Measuring the speed of newborn object recognition in controlled visual worlds
Justin N. Wood & Samantha M. W. Wood
University of Southern California
How long does it take for a newborn to recognize an object? Adults can recognize objects rapidly, but measuring object recognition speed in newborns has not previously been possible. Here we introduce a high-throughput controlled-rearing method for measuring the speed of newborn object recognition in controlled visual worlds. We raised newborn chicks (Gallus gallus) in strictly controlled environments that contained no objects other than a single virtual object, and then measured the speed at which the chicks could recognize that object from familiar and novel viewpoints. The chicks were able to recognize the object rapidly, at presentation rates of 125 ms per image. Further, recognition speed was equally fast whether the object was presented from familiar viewpoints or novel viewpoints (30 and 60 azimuth rotations). Thus, newborn chicks can recognize objects across novel viewpoints within a fraction of a second.
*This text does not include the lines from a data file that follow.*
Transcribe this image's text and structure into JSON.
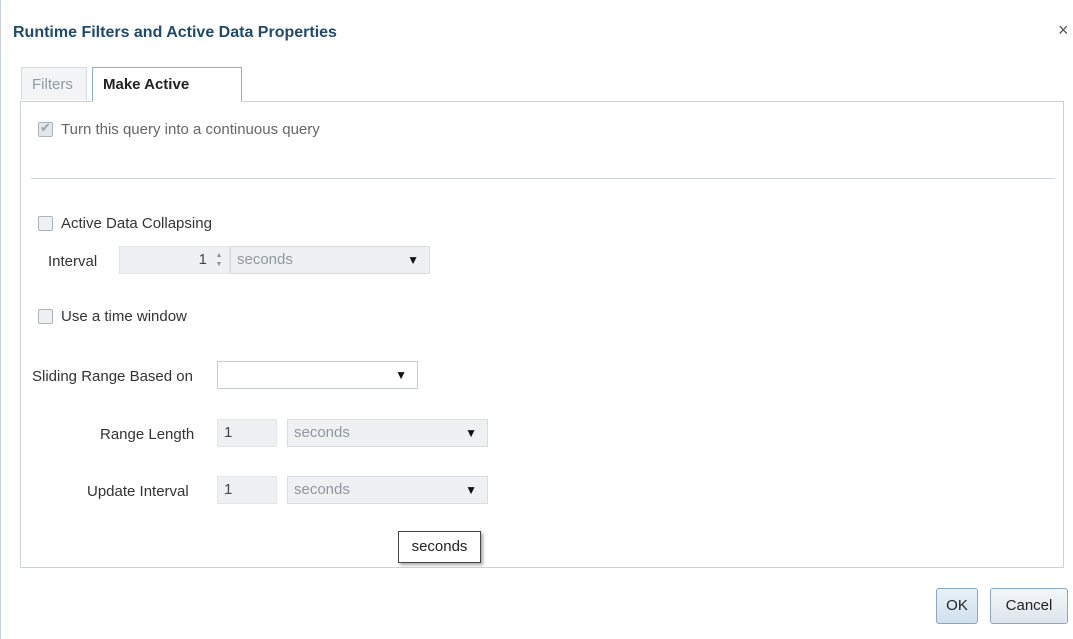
{
  "dialog": {
    "title": "Runtime Filters and Active Data Properties",
    "close_symbol": "×"
  },
  "tabs": [
    {
      "label": "Filters",
      "active": false
    },
    {
      "label": "Make Active",
      "active": true
    }
  ],
  "make_active": {
    "continuous_query": {
      "label": "Turn this query into a continuous query",
      "checked": true,
      "disabled": true
    },
    "active_data_collapsing": {
      "label": "Active Data Collapsing",
      "checked": false
    },
    "interval": {
      "label": "Interval",
      "value": "1",
      "unit": "seconds"
    },
    "time_window": {
      "label": "Use a time window",
      "checked": false
    },
    "sliding_range": {
      "label": "Sliding Range Based on",
      "value": ""
    },
    "range_length": {
      "label": "Range Length",
      "value": "1",
      "unit": "seconds"
    },
    "update_interval": {
      "label": "Update Interval",
      "value": "1",
      "unit": "seconds"
    }
  },
  "tooltip": {
    "text": "seconds"
  },
  "buttons": {
    "ok": "OK",
    "cancel": "Cancel"
  },
  "icons": {
    "dropdown": "▼",
    "spin_up": "▲",
    "spin_down": "▼",
    "check": "✔"
  },
  "colors": {
    "title": "#1f4a6e",
    "border": "#c9d3dd",
    "field_bg": "#eef0f2"
  }
}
These results demonstrate that newborns are capable of both rapid and invariant object recognition at the onset of vision.